United States said Thursday it would reduce troops in Iraq in the coming months as friction between the two countries eased under a new US-friendly premier in Baghdad.
The United States also promised support to prop up the struggling Iraqi economy as the two nations held their first strategic dialogue in more than a decade.
Tensions skyrocketed following a US strike on Baghdad in January that killed Iranian general Qasem Soleimani and Iraqi commander Abu Mahdi al-Muhandis, with lawmakers in Baghdad demanding the expulsion of the roughly 5,200 US troops in the country.
President Donald Trump responded by threatening crippling sanctions and, according to US military sources, Washington began planning a vast bombing spree against groups blamed for the rockets.
In a joint statement, the United States said that the reason for its military’s return to Iraq in 2014 — defeating extremists from the Islamic State group — had made major headway.
“The United States reiterated that it does not seek nor request permanent bases or a permanent military presence in Iraq.”
“The two countries recognized that in light of significant progress towards eliminating the ISIS threat, over the coming months the US would continue reducing forces from Iraq,” a joint statement said.
The coalition has already consolidated to just three bases in recent months, down from a dozen.
The joint statement, hashed out ahead of time, did not give figures and Thursday’s dialogue was brief, with David Schenker, the top US diplomat for the Middle East, telling reporters the delegations did not discuss a timeline for reducing troops.
Due to coronavirus travel restrictions, top-level talks expected to take place in Baghdad were demoted to a brief online kick-off session.
New PM changes tone
Tensions have calmed substantially since Mustafa Kadhemi — an ex-spy chief with close ties to the US and its allies in the region — took the reins as Iraq’s premier in May.
Two Iraqi officials said Kadhemi has been invited to the White House this year, a diplomatic olive branch his predecessor Adel Abdel Mahdi had never received.
“There was a lack of confidence in the relationship with the previous government,” one of the officials said.
Iraq in the joint statement promised to protect US bases that have seen a barrage of rocket fire blamed on paramilitary groups tied to Iran, a top adversary for the Trump administration.
The United States said it would look to encourage investment and promote economic reform in Iraq, which was rocked last year by major protests against unemployment and corruption.
“We will support the new government through the international financial institutions to help it meet the challenge of COVID-19 and declining oil revenues,” Schenker said.
Iraq’s economy relies almost exclusively on oil exports, with faltering prices and low demand drastically shrinking the government’s ability to pay wages, pensions and welfare to eight million Iraqis.
After Kadhemi took charge, the United States extended a waiver from American sanctions to let Iraq keep importing needed gas from Iran, although the exemption runs out in September.

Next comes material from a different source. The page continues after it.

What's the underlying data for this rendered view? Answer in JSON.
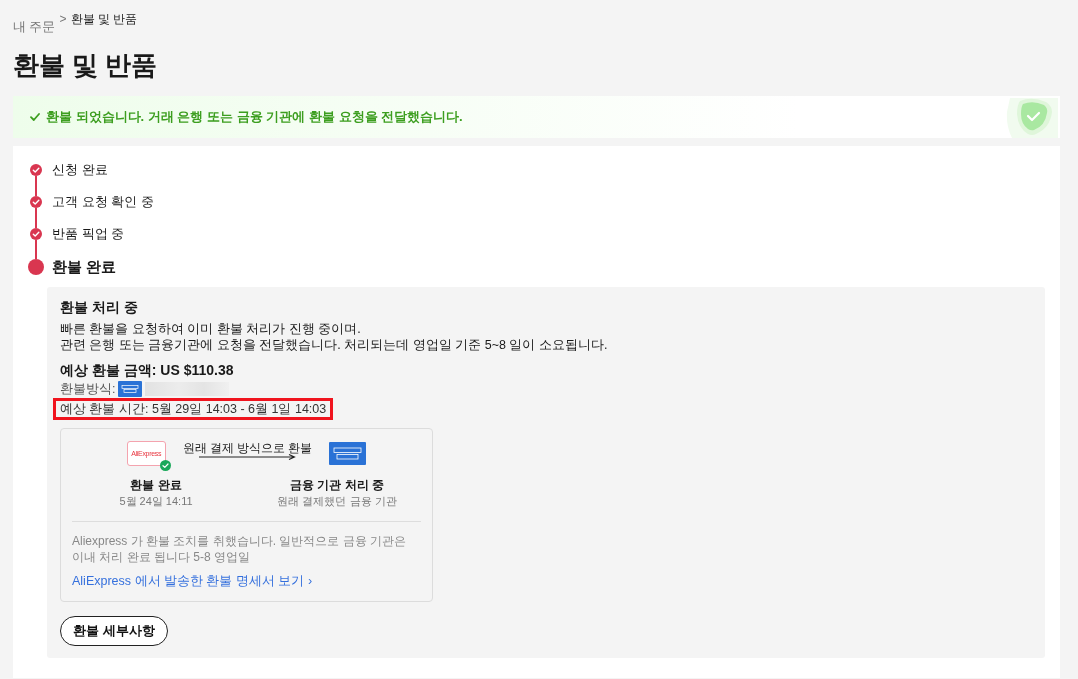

“The entire US-Iraq bilateral relationship will not be fixed in a single day,” said Robert Ford, an analyst at the Middle East Institute and a US diplomat in Baghdad during the last round of strategic talks in 2008, which ironed out the US drawdown from the occupation that began after the 2003 invasion to topple Saddam Hussein.
“But for once, we seem to have the right people in the right place at the right time,” he said.
Eyes on troop future
A dramatic or sudden drop could hamper the coalition’s efforts to back an Iraqi fightback against IS sleeper cells, which have escalated attacks in recent weeks.
“Whatever comes out of the dialogue is going to set the future of our strategic relationship,” a top American official from the coalition told AFP.
“Am I still going to fly surveillance drones or not? Do you still want our intelligence?” he added.
Other coalition countries are watching closely.
“The ability of non-US members of the coalition to be in Iraq depends on whether the US can stay. We’re tied down by this dialogue, too,” a Western diplomat told our reporters.
The spokesman for the pro-Iran Fatah bloc, Ahmad al-Assadi, has insisted on a six-month deadline for foreign troops’ departure.
On Monday and Wednesday, two rockets hit near Baghdad airport and the American embassy, after weeks of calm.
But the rhetoric was more tempered than usual, with even the hardline Kataeb Hezbollah saying it would take a formal stance on the talks only after the first session.
“These groups are retrenching, which gives Kadhemi some space with the Americans,” Ford said.